If you have not noticed by now, I admire Judge Jed Rakoff (S.D.N.Y.).
Although outside the Foreign Corrupt Practices Act context, FCPA Professor has covered from day one (see here and here) Judge Rakoff’s concerns about SEC settlement policy as expressed in SEC v. Citigroup. As highlighted in this post, the Second Circuit recently rebuked Judge Rakoff for his refusal to sign off on the settlement and concluded that the SEC does not need to establish “the truth” of the allegations against a settling party as a condition for approving consent decrees because, in the words of the Court, “trials are primarily about truth” whereas “consent decrees are primarily about pragmatism.”
On remand and obligated to assess the SEC v. Citigroup settlement through the narrow prism the Second Circuit adopted, Judge Rakoff had little choice but to approve of the settlement. However, in doing so in his opinion yesterday, Judge Rakoff offered a few final zingers as he wrote:
“Nonetheless, this Court fears that, as a result of the Court of Appeal’s decision, the settlements reached by governmental regulatory bodies and enforced by the judiciary’s contempt powers will in practice be subject to no meaningful oversight whatsoever. But it would be a dereliction of duty for this Court to seek to evade the dictates of the Court of Appeals. That Court has now fixed the menu, leaving this Court with nothing but sour grapes.”

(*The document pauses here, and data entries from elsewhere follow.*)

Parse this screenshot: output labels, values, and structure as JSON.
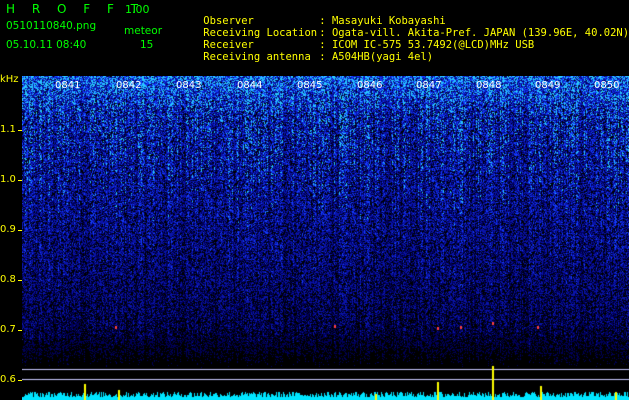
{
  "app": {
    "title": "H R O F F T",
    "version": "1.00"
  },
  "file": {
    "name": "0510110840.png",
    "datetime": "05.10.11 08:40"
  },
  "meteor": {
    "label": "meteor",
    "count": "15"
  },
  "info": [
    {
      "key": "Observer",
      "value": ": Masayuki Kobayashi"
    },
    {
      "key": "Receiving Location",
      "value": ": Ogata-vill. Akita-Pref. JAPAN (139.96E, 40.02N)"
    },
    {
      "key": "Receiver",
      "value": ": ICOM IC-575 53.7492(@LCD)MHz USB"
    },
    {
      "key": "Receiving antenna",
      "value": ": A504HB(yagi 4el)"
    }
  ],
  "y_axis": {
    "unit": "kHz",
    "ticks": [
      "1.1",
      "1.0",
      "0.9",
      "0.8",
      "0.7",
      "0.6"
    ]
  },
  "x_axis": {
    "ticks": [
      "0841",
      "0842",
      "0843",
      "0844",
      "0845",
      "0846",
      "0847",
      "0848",
      "0849",
      "0850"
    ]
  },
  "colors": {
    "label": "#ffff00",
    "title": "#00ff00",
    "background": "#000000",
    "noise": "#1a2cff",
    "baseline": "#00e5ff"
  }
}
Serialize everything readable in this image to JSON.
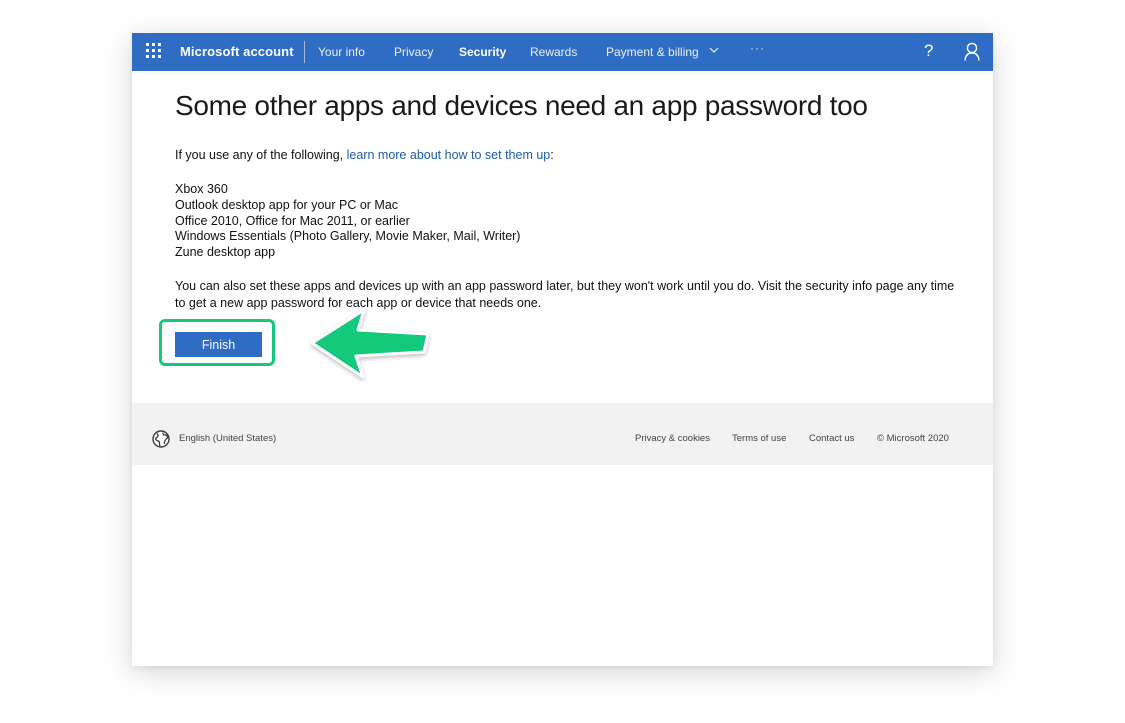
{
  "header": {
    "brand": "Microsoft account",
    "nav": [
      "Your info",
      "Privacy",
      "Security",
      "Rewards",
      "Payment & billing"
    ],
    "active_nav": "Security",
    "more": "···",
    "help": "?",
    "colors": {
      "bar": "#2f6cc3"
    }
  },
  "main": {
    "title": "Some other apps and devices need an app password too",
    "intro_prefix": "If you use any of the following, ",
    "intro_link": "learn more about how to set them up",
    "intro_suffix": ":",
    "apps": [
      "Xbox 360",
      "Outlook desktop app for your PC or Mac",
      "Office 2010, Office for Mac 2011, or earlier",
      "Windows Essentials (Photo Gallery, Movie Maker, Mail, Writer)",
      "Zune desktop app"
    ],
    "later_text": "You can also set these apps and devices up with an app password later, but they won't work until you do. Visit the security info page any time to get a new app password for each app or device that needs one.",
    "finish_label": "Finish",
    "highlight_color": "#14c87c"
  },
  "footer": {
    "locale": "English (United States)",
    "links": [
      "Privacy & cookies",
      "Terms of use",
      "Contact us"
    ],
    "copyright": "© Microsoft 2020"
  },
  "icons": [
    "waffle-icon",
    "chevron-down-icon",
    "help-icon",
    "user-icon",
    "globe-icon",
    "green-arrow-annotation"
  ]
}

In the prior post highlighting the Second Circuit’s decision, I noted that the most troubling aspect of the decision is the statement that if the “S.E.C. does not wish to engage with the courts, it is free to eschew the involvement of the courts and employ its own arsenal of remedies instead.” As highlighted in my article “A Foreign Corrupt Practices Act Narrative,” in the FCPA context this is largely the path the SEC has chosen. As noted, in 2013 50% of SEC corporate FCPA enforcement actions were not subjected to one ounce of judicial scrutiny either because the actions were resolved via a non-prosecution agreement or administrative cease and desist orders.

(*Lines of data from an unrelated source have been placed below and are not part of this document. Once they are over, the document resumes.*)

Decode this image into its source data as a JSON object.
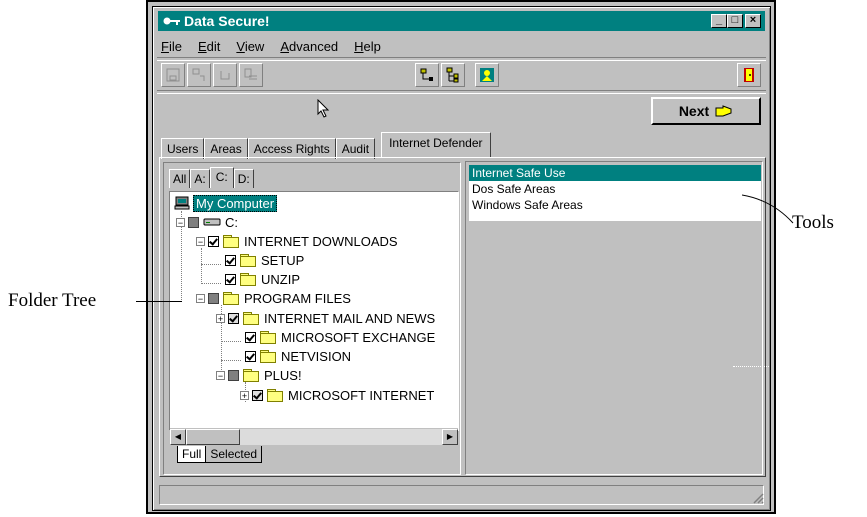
{
  "window": {
    "title": "Data Secure!",
    "min": "_",
    "max": "□",
    "close": "×"
  },
  "menu": [
    "File",
    "Edit",
    "View",
    "Advanced",
    "Help"
  ],
  "next_button": {
    "label": "Next"
  },
  "tabs": [
    "Users",
    "Areas",
    "Access Rights",
    "Audit",
    "Internet Defender"
  ],
  "drive_tabs": [
    "All",
    "A:",
    "C:",
    "D:"
  ],
  "tree": {
    "root": "My Computer",
    "drive": "C:",
    "items": [
      {
        "label": "INTERNET DOWNLOADS",
        "level": 2
      },
      {
        "label": "SETUP",
        "level": 3
      },
      {
        "label": "UNZIP",
        "level": 3
      },
      {
        "label": "PROGRAM FILES",
        "level": 2
      },
      {
        "label": "INTERNET MAIL AND NEWS",
        "level": 3
      },
      {
        "label": "MICROSOFT EXCHANGE",
        "level": 3
      },
      {
        "label": "NETVISION",
        "level": 3
      },
      {
        "label": "PLUS!",
        "level": 3
      },
      {
        "label": "MICROSOFT INTERNET",
        "level": 4
      }
    ]
  },
  "view_tabs": [
    "Full",
    "Selected"
  ],
  "tools_list": [
    "Internet Safe Use",
    "Dos Safe Areas",
    "Windows Safe Areas"
  ],
  "callouts": {
    "left": "Folder Tree",
    "right": "Tools"
  },
  "colors": {
    "titlebar": "#008080",
    "selection": "#008080",
    "face": "#c0c0c0"
  }
}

On this issue, Judge Rakoff states in a footnote as follows.
“[T]he Court of Appeals invites the SEC to avoid even the extremely modest review it leaves to the district court by proceeding on a solely administrative basis. (“Finally, we note that to the extent that the S.E.C. does not wish to engage with the courts, it is free to eschew the involvement of the courts and employ its own arsenal of remedies instead.” ). One might wonder: from where does the constitutional warrant for such unchecked and unbalanced administrative power derive?”
As to this last point, see also this recent Wall Street Journal opinion piece by Russell Ryan ((King & Spalding and previously an Assistant Director of the SEC Enforcement Division).
“[A] surge in administrative [SEC] prosecutions should alarm anyone who values jury trials, due process and the constitutional separation of powers. The SEC often prefers to avoid judicial oversight and exploit the convenience of punishing alleged lawbreakers by administrative means, but doing so is unconstitutional. And if courts allow the SEC to get away with it, other executive-branch agencies are sure to follow. […] On its website, the SEC accurately describes itself as “first and foremost” a law-enforcement agency. As such, the agency should play no role in deciding guilt and meting out punishment against the people it prosecutes. Those roles should be reserved for juries and life-tenured judges appointed under Article III of the Constitution. Today’s model of penal SEC law enforcement is categorically unsuited for rushed and truncated administrative hearings in which the agency and its own employees serve as prosecutor, judge and punisher. Such administrative prosecution has no place in a constitutional system based on checks and balances, separation of powers and due process.”
I also tipped my hat to Judge Rakoff in this November 2013 post for his speech “Why Have No High Level Executives Been Prosecuted in Connection with the Financial Crisis?” As highlighted in the post, Judge Rakoff hit on many of the same general issues (outside the FCPA context) I discussed in my 2010 Senate FCPA testimony – namely the general lack of individual enforcement actions in connection with most corporate FCPA enforcement actions and how this dynamic (far from the “but nobody was charged” claim) could best be explained by the quality and legitimacy of the corporate enforcement action in the first place given the prevalent use of non-prosecution and deferred prosecution agreements to resolve corporate FCPA enforcement actions. As highlighted in the post, in answering his own question, Judge Rakoff offered that “one possibility … is that no fraud was committed. This possibility should not be discounted.”